2. Tap trees and hang a food safe bucket. (Check detailed instructions on the size bit to use and the proper process to avoid splitting the tree.)
3. The sap is clear and thin. It looks just like water. Strain to get any bugs out (it attracts gnats, mosquitoes, ants and moths). Then put in pot and bring to a boil with lid on.
4. Remove lid and keep on high heat to boil off the water. It takes 40 gallons of sap to make 1 gallon of maple syrup.
5. At first the sap is clear and the bubbles are large.
6. As the water evaporates the liquid starts to have a yellow tinge which deepens the more it reduces.
7. Any foam is to be skimmed off (impurities). As you taste it you detect a sweet flavor but at this stage it is still quite watery and does not have the feel of a syrup consistency yet.
8. Right before the sugar content is the correct level to turn it to syrup the bubbles become small. If boiling indoors you may detect a different sound made from the boiling process.
9. The syrup suddenly bubbles up. If the liquid is high enough and the pot small enough it can very suddenly boil over if you are not careful. At this stage when you taste it, it tastes like maple syrup and it has that thick consistency of syrup. It will thicken up even more after being chilled.
10. Turn off heat.
11. If being sold commercially, it is always strained again to get tiny crystals of minerals out that they call sand. If these are left in they may make the syrup seem grainy, and over time they may form larger crystals like rock candy. I was too lazy to bother with this step.
12. You can see from the photo below that the syrup is thick and when you move the pot it slowly moves across the bottom.
13. The color and flavor intensity and sweetness varies by the time of day the sap is collected and how soon it is made. It also depends on the weather conditions on that day. Here you can see how the color really darkened up.
11. Cool down and store in the refrigerator for immediate use. If it is to be stored long term use hot canning methods to preserve using appropriate containers and the correct process.
I'll be even more careful not to waste pure maple syrup or to take it for granted, now that I know how much sap and effort it takes to make it, as well as how the "crop" depends on the weather conditions. Last year the season lasted only 48 hours. This year the season me has been 12 days (so far).
If you overcook the syrup it is part way to a hard candy stage and can be too thick. It is darker in that form too. I did that just with the first batch.
Commercial syrup is graded by color into various grades. The A grade is most light and delicate. Grade B, my favorite, has a dark brown color and a strong maple taste.
Homemade syrup need not be graded.
My syrup came out light amber coled and delicate tasting. My thirteen year old son said it was the best tasting syrup he's ever had.
Unlike what some other people say I did not find this time intensive. With our propane gas cooktop set at high the boiling down went quickly. Due to the open kitchen we had there was never excessive steam. In fact, our home was very dry due to our home heating system being on and this made the house more humid and made it feel warmer.

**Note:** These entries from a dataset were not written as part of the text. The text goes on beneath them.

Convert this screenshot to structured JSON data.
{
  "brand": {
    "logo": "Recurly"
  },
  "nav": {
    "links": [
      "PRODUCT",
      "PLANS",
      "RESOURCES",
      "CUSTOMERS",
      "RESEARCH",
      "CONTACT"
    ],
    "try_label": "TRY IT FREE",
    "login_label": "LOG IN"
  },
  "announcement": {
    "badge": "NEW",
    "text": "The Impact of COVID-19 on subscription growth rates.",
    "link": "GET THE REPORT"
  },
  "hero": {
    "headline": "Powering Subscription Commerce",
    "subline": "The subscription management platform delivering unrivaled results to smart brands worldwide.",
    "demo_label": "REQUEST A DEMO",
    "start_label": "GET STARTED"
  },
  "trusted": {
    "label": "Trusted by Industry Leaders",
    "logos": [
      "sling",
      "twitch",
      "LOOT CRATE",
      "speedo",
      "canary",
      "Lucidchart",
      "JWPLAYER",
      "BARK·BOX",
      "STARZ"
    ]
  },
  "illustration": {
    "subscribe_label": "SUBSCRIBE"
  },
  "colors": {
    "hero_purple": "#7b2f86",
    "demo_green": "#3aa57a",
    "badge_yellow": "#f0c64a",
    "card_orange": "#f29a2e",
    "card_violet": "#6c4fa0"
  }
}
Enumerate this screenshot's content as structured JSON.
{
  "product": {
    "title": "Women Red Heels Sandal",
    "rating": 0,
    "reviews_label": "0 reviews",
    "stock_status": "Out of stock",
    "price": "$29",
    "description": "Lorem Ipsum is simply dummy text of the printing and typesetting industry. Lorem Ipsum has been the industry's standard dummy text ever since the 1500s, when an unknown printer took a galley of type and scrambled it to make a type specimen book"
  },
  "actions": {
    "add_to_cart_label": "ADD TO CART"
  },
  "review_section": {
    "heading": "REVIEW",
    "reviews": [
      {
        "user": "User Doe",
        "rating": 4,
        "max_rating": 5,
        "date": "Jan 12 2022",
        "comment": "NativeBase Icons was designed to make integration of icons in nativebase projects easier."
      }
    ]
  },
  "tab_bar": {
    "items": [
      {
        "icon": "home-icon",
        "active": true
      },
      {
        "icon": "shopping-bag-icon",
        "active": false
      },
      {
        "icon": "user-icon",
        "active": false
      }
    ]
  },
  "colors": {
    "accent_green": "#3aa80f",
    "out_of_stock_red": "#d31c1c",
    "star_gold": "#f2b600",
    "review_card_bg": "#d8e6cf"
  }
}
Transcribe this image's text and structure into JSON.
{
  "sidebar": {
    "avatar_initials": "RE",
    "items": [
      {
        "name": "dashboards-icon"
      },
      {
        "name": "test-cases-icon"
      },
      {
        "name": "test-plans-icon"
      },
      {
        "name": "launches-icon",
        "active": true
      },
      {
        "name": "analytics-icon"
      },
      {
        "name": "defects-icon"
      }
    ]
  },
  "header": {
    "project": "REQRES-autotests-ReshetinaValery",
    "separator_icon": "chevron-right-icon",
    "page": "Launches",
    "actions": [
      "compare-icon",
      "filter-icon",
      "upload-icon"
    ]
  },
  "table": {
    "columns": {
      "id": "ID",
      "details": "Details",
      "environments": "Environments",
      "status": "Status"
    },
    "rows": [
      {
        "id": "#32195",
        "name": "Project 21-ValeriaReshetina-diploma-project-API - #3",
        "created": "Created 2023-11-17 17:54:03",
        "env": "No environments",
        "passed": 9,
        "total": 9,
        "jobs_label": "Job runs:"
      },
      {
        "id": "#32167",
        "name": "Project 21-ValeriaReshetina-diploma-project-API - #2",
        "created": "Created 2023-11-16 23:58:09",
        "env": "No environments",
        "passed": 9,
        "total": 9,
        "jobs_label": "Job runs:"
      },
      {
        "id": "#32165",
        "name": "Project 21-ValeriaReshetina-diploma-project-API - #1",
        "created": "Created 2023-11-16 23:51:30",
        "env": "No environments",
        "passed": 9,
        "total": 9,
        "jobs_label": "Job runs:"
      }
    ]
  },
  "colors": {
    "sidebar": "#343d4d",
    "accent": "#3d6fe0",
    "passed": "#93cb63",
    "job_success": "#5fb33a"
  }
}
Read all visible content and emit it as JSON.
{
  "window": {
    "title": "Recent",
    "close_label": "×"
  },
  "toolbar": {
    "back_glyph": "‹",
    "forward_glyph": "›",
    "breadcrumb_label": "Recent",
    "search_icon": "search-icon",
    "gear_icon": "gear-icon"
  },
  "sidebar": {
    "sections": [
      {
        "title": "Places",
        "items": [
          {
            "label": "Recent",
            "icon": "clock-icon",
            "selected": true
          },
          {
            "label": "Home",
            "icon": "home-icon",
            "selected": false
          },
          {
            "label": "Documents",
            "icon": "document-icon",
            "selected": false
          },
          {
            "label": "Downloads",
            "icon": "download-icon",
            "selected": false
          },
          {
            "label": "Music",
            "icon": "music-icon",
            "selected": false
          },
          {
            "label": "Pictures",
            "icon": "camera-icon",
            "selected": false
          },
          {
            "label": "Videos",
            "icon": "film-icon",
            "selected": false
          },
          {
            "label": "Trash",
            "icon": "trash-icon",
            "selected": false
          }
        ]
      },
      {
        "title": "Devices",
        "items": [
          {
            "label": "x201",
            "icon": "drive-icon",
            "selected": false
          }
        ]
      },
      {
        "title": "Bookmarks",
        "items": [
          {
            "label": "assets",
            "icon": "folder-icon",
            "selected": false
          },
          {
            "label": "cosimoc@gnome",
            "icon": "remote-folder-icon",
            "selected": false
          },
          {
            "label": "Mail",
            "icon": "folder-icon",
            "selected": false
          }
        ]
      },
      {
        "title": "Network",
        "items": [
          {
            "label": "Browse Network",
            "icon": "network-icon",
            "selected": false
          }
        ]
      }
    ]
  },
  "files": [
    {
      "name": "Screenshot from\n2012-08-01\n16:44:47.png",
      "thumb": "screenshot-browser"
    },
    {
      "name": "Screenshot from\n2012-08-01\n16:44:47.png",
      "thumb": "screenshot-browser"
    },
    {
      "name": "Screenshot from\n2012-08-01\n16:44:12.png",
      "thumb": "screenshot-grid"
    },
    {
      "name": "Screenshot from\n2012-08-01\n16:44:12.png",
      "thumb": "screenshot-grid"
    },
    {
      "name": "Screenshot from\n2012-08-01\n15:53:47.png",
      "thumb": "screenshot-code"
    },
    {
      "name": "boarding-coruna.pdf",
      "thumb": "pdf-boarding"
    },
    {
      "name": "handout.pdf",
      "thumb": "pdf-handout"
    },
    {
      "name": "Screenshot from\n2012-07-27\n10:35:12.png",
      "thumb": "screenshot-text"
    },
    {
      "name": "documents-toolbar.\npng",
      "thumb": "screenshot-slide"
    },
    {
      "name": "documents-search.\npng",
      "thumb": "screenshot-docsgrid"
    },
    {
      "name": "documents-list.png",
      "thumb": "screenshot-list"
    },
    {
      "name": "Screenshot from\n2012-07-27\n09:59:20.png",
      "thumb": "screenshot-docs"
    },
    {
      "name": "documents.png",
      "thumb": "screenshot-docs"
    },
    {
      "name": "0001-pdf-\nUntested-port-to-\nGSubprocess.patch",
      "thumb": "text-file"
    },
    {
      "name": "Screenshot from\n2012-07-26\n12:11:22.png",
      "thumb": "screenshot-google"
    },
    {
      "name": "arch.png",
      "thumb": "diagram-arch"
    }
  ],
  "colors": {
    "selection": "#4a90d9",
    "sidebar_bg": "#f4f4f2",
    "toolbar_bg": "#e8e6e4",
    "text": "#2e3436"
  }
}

In 2011 our family maple sugared for 14 days. The season started a few days before we began.